• Sep 15th 2009, 06:41 PM
amm345
In an ordered field, S, with positive elements, P, for all x,y elements of S define x<y if y-x is an element of P,
prove that only one of the following can be true:
x<y,x=y,y<x
Also prove that if x,y,z are arbitrary and x<y and y<z then x<z.
• Sep 15th 2009, 07:11 PM
NonCommAlg
Quote:

Originally Posted by amm345
In an ordered field, S, with positive elements, P, for all x,y elements of S define x<y if y-x is an element of P,
prove that only one of the following can be true:
x<y,x=y,y<x
Also prove that if x,y,z are arbitrary and x<y and y<z then x<z.

there are a couple of ways to define an ordered field. which one are you using?
• Sep 15th 2009, 07:14 PM
amm345
To define a total order S.
• Sep 15th 2009, 07:19 PM
ThePerfectHacker
Quote:

Originally Posted by amm345
In an ordered field, S, with positive elements, P, for all x,y elements of S define x<y if y-x is an element of P,
prove that only one of the following can be true:
x<y,x=y,y<x
Also prove that if x,y,z are arbitrary and x<y and y<z then x<z.

The set $P$ satisfied that given $a\in S$ we exactly one of following: $a\in P \text{ or }-a\not \in P\text{ or } a=0$. Also given $a,b\in P$ we have $a+b\in P \text{ and }ab\in P$. Given, $x,y\in S$ consider $x-y$. If $x-y=0$ then we are done. Otherwise $x-y\in P$ xor $-(x-y)\in P$. Thus, $x-y\in P$ xor $y-x\in P$ i.e. $x xor $y.

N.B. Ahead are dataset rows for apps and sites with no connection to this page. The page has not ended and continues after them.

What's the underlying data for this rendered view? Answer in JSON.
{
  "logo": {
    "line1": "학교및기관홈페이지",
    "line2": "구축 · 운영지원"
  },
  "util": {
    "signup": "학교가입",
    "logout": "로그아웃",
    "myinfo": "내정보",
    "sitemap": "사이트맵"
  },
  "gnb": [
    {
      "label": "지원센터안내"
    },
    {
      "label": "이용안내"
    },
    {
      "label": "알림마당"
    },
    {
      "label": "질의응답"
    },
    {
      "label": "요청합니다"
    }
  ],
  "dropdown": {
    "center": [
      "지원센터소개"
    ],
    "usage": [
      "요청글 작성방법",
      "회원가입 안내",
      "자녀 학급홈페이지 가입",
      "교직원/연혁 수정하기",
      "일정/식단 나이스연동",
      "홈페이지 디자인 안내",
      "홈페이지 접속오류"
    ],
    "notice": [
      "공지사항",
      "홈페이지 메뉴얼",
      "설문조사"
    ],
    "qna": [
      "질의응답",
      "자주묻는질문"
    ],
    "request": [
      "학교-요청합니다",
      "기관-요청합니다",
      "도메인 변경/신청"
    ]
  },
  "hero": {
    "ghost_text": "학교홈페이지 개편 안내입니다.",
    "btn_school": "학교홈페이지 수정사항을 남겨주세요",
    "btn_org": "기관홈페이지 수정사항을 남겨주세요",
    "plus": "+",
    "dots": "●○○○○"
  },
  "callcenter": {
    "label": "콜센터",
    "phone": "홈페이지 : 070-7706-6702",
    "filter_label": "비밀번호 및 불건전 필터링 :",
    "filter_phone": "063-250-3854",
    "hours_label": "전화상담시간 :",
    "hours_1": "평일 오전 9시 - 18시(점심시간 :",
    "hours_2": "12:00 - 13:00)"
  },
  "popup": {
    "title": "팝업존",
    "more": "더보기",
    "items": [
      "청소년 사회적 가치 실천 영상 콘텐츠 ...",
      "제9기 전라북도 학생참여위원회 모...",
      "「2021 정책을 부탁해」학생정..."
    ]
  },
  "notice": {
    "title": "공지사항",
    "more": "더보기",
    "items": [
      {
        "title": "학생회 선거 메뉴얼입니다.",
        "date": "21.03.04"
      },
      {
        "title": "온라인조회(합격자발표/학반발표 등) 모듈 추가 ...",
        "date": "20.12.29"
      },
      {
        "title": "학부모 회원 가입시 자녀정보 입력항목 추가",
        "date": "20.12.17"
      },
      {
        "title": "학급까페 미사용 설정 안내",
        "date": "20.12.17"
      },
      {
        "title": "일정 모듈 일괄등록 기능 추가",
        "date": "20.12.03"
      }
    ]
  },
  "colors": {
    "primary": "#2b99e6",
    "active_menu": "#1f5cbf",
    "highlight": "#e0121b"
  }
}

To prove the other statement, notice that if $y-x\in P$ and $z-y\in P$ then $(y-x)+(z-y) = z-x\in P$ so $x.